Work item:
Your reply should be an exact copy of the lines from the one that holds "Give me the" to the end of the data below.

(Component data from apps and pages)

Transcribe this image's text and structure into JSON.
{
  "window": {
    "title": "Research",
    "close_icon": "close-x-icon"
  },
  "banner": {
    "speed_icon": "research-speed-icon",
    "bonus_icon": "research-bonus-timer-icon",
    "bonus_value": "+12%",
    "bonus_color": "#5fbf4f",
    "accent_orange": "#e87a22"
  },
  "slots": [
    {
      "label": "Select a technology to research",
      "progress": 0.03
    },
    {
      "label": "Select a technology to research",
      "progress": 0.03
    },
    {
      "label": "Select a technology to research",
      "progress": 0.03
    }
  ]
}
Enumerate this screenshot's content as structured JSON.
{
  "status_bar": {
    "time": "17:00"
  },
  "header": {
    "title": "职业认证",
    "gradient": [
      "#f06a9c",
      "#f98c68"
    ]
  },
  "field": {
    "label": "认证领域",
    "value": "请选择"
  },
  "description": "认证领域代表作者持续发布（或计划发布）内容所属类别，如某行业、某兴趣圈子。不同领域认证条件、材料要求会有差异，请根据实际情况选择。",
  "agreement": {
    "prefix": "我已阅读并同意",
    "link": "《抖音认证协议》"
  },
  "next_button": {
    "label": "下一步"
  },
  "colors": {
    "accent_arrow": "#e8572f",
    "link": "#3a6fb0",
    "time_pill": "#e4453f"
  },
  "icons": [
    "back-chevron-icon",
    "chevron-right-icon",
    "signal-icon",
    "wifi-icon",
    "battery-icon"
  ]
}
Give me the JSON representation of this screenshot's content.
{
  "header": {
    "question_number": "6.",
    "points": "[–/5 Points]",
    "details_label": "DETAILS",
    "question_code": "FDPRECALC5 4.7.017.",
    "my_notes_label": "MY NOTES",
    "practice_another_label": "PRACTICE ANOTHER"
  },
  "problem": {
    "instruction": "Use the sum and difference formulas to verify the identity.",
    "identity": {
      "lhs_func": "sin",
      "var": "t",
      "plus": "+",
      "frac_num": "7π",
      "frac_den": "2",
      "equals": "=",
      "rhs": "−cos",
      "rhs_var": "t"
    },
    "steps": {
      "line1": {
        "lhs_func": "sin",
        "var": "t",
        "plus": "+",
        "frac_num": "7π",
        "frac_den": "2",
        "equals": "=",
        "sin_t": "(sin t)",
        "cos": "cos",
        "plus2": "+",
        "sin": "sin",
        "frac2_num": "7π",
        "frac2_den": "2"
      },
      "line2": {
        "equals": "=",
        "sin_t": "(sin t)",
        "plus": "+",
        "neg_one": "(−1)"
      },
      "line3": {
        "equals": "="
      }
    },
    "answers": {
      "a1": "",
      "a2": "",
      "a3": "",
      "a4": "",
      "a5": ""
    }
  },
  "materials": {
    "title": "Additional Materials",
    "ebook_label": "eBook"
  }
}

Response for this exercise:
Give me the JSON representation of this screenshot's content.
{
  "header": {
    "question_number": "6.",
    "points": "[–/5 Points]",
    "details_label": "DETAILS",
    "question_code": "FDPRECALC5 4.7.017.",
    "my_notes_label": "MY NOTES",
    "practice_another_label": "PRACTICE ANOTHER"
  },
  "problem": {
    "instruction": "Use the sum and difference formulas to verify the identity.",
    "identity": {
      "lhs_func": "sin",
      "var": "t",
      "plus": "+",
      "frac_num": "7π",
      "frac_den": "2",
      "equals": "=",
      "rhs": "−cos",
      "rhs_var": "t"
    },
    "steps": {
      "line1": {
        "lhs_func": "sin",
        "var": "t",
        "plus": "+",
        "frac_num": "7π",
        "frac_den": "2",
        "equals": "=",
        "sin_t": "(sin t)",
        "cos": "cos",
        "plus2": "+",
        "sin": "sin",
        "frac2_num": "7π",
        "frac2_den": "2"
      },
      "line2": {
        "equals": "=",
        "sin_t": "(sin t)",
        "plus": "+",
        "neg_one": "(−1)"
      },
      "line3": {
        "equals": "="
      }
    },
    "answers": {
      "a1": "",
      "a2": "",
      "a3": "",
      "a4": "",
      "a5": ""
    }
  },
  "materials": {
    "title": "Additional Materials",
    "ebook_label": "eBook"
  }
}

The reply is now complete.